Technology & Telecommunications
FRANKFURT -- U.S. computer giant Hewlett-Packard said on Wednesday it plans to cut 5,900 jobs in Europe from a total of 15,000 already announced worldwide, as part of its merger with Compaq Computer Corp.
Privacy no longer can mean anonymity, says Donald Kerr, the principal deputy director of national intelligence. Instead, it should mean that government and businesses properly safeguards people's private communications and financial information.
Details of shadowy CIA flights to rendition prisoners in the war on terror to Guantanamo have emerged in a billing dispute between contractors.
Computer scientists say a security hole recently found in Diebold Election Systems' touch-screen voting machines is the "worst ever" in a voting system.
It's never been easy to win a fight against people who buy ink by the barrel.

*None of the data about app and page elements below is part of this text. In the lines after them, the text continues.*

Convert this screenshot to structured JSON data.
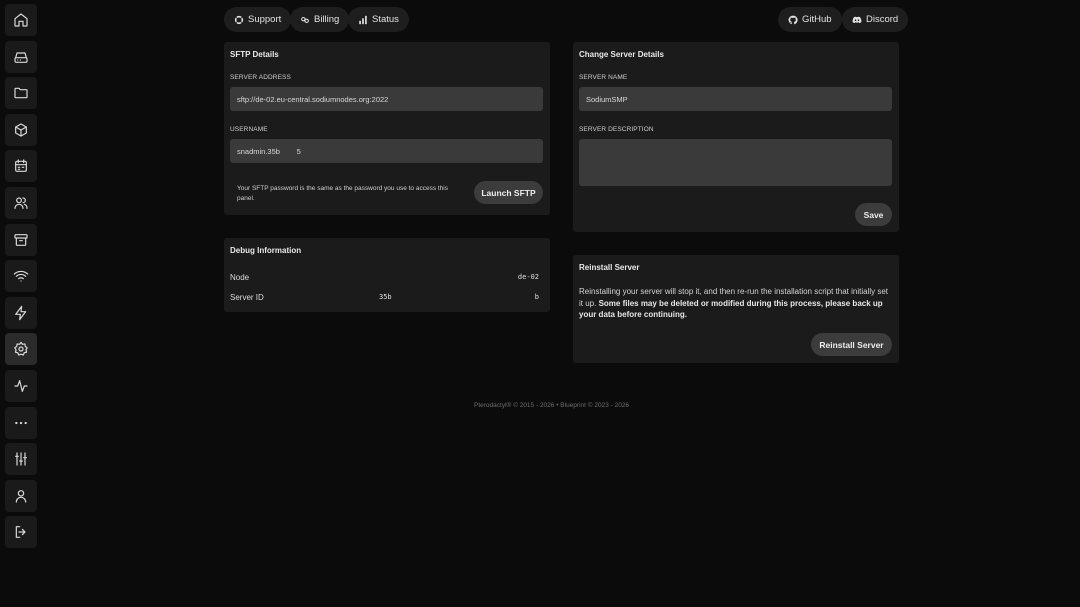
{
  "sidebar": {
    "items": [
      {
        "icon": "home-icon"
      },
      {
        "icon": "drive-icon"
      },
      {
        "icon": "folder-icon"
      },
      {
        "icon": "box-icon"
      },
      {
        "icon": "calendar-icon"
      },
      {
        "icon": "users-icon"
      },
      {
        "icon": "archive-icon"
      },
      {
        "icon": "wifi-icon"
      },
      {
        "icon": "bolt-icon"
      },
      {
        "icon": "settings-icon",
        "active": true
      },
      {
        "icon": "activity-icon"
      },
      {
        "icon": "more-icon"
      },
      {
        "icon": "sliders-icon"
      },
      {
        "icon": "user-icon"
      },
      {
        "icon": "logout-icon"
      }
    ]
  },
  "top_links": {
    "support": "Support",
    "billing": "Billing",
    "status": "Status",
    "github": "GitHub",
    "discord": "Discord"
  },
  "sftp": {
    "title": "SFTP Details",
    "address_label": "SERVER ADDRESS",
    "address_value": "sftp://de-02.eu-central.sodiumnodes.org:2022",
    "username_label": "USERNAME",
    "username_value": "snadmin.35b        5",
    "note": "Your SFTP password is the same as the password you use to access this panel.",
    "launch_button": "Launch SFTP"
  },
  "debug": {
    "title": "Debug Information",
    "node_label": "Node",
    "node_value": "de-02",
    "server_id_label": "Server ID",
    "server_id_part1": "35b",
    "server_id_part2": "b"
  },
  "change_details": {
    "title": "Change Server Details",
    "name_label": "SERVER NAME",
    "name_value": "SodiumSMP",
    "description_label": "SERVER DESCRIPTION",
    "description_value": "",
    "save_button": "Save"
  },
  "reinstall": {
    "title": "Reinstall Server",
    "text_normal": "Reinstalling your server will stop it, and then re-run the installation script that initially set it up. ",
    "text_bold": "Some files may be deleted or modified during this process, please back up your data before continuing.",
    "button": "Reinstall Server"
  },
  "footer": {
    "text": "Pterodactyl® © 2015 - 2026  •  Blueprint © 2023 - 2026"
  }
}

The same may be true about those who buy bandwidth by the terabit - as a coalition fighting Internet giant AOL discovered Thursday.

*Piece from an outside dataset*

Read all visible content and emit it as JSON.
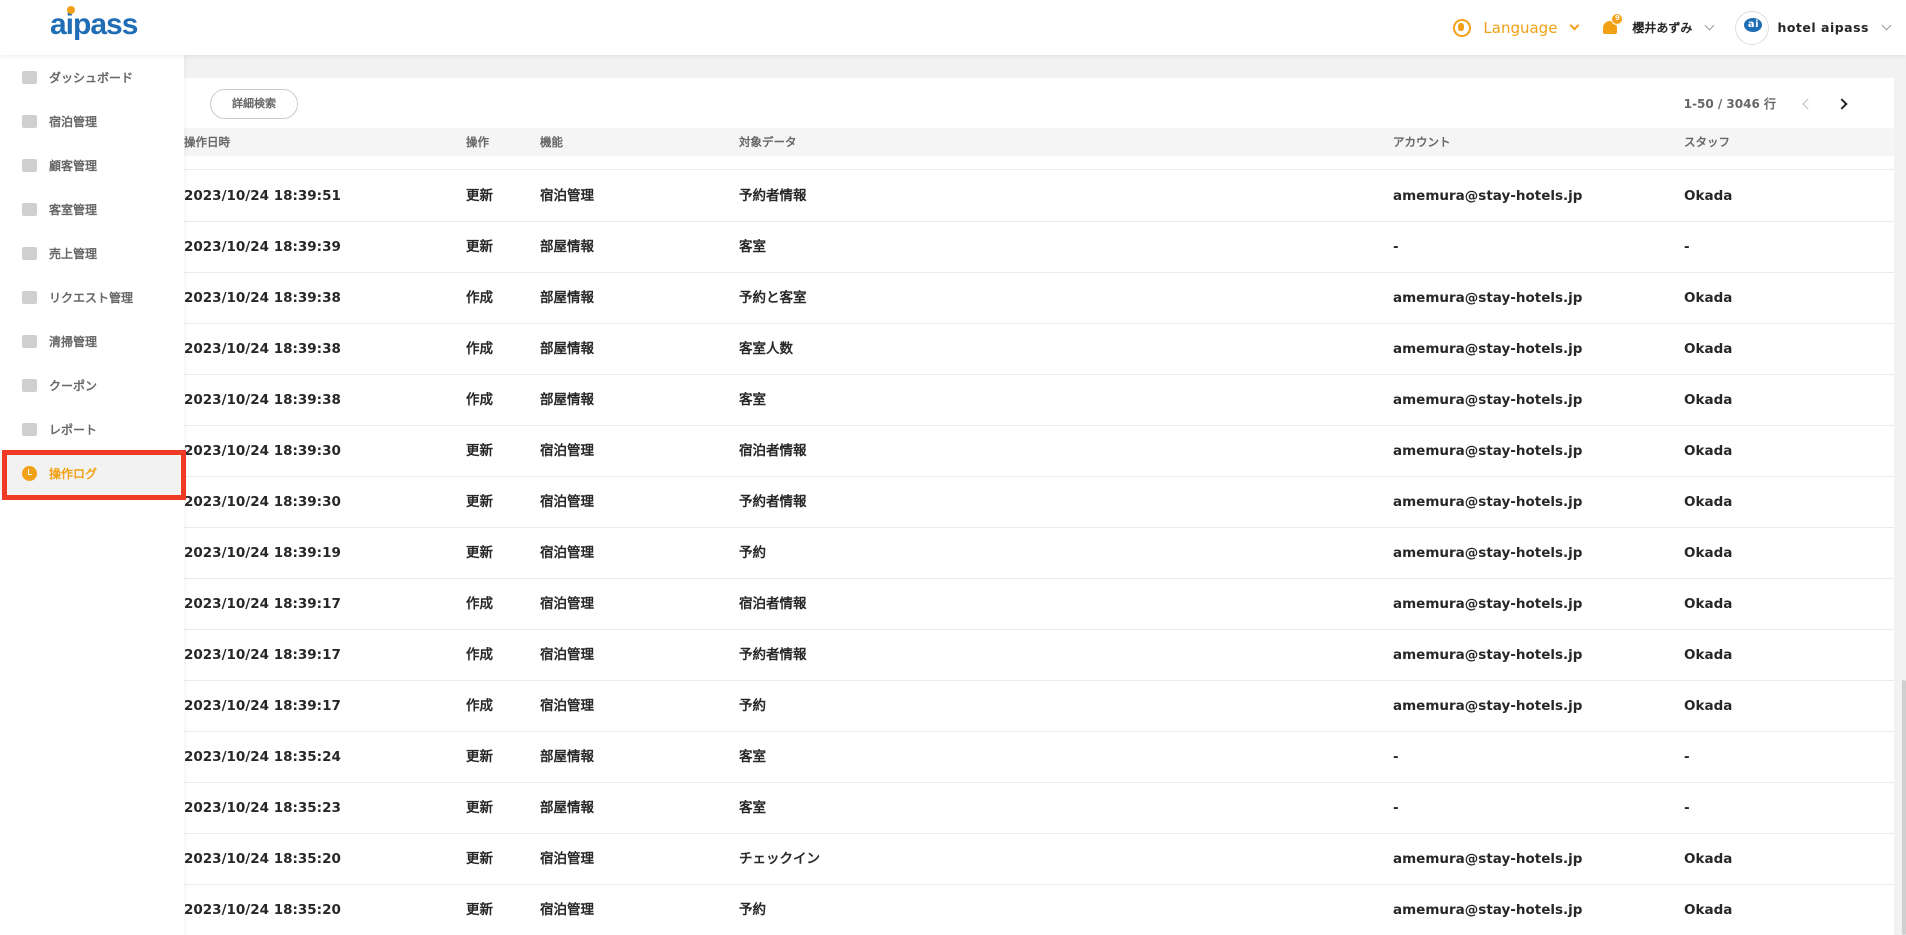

Sony BMG Music Entertainment, one of the world's largest record companies, agreed today to stop providing lavish gifts, free trips and other giveaways in exchange for airtime for its artists on radio stations, under the terms of a settlement with the New York attorney general's office.
Netherlands-based telecommunications giant VimpelCom announced today that it would pay U.S. and Dutch authorities $795 million to end an investigation into bribery in Uzbekistan. While the settlement does not reveal the recipient of the bribes, most sources point to Gulnara Karimova, daughter of the Uzbek president.

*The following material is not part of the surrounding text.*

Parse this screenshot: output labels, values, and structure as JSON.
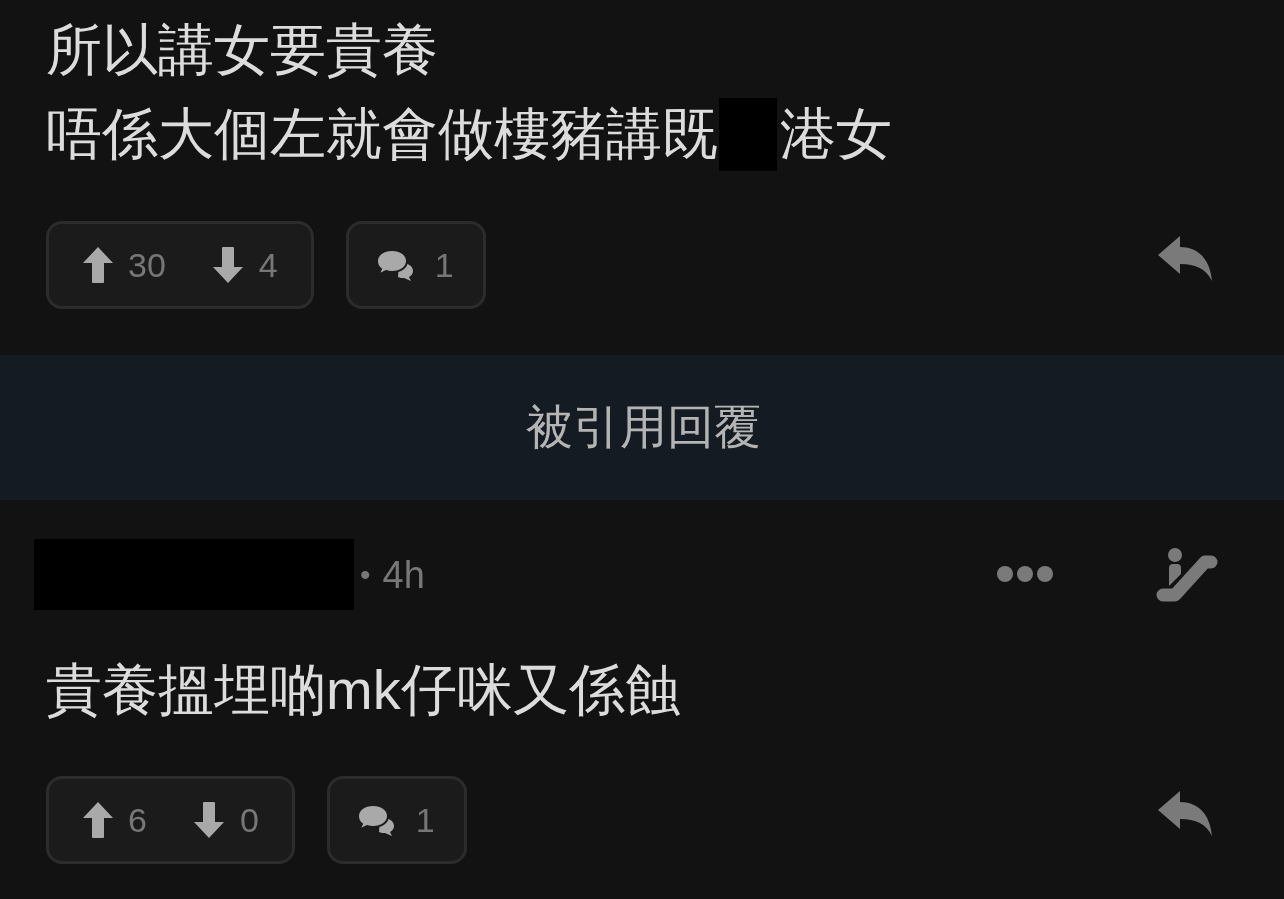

A South Korean court has found "considerable causal relationship" between leukemia that killed a Samsung worker and her job dipping wafers in chemicals at a memory chip factory in Gi-heung, South Korea. This is the third time courts have supported alleged victims of workplace hazards in Samsung facilities.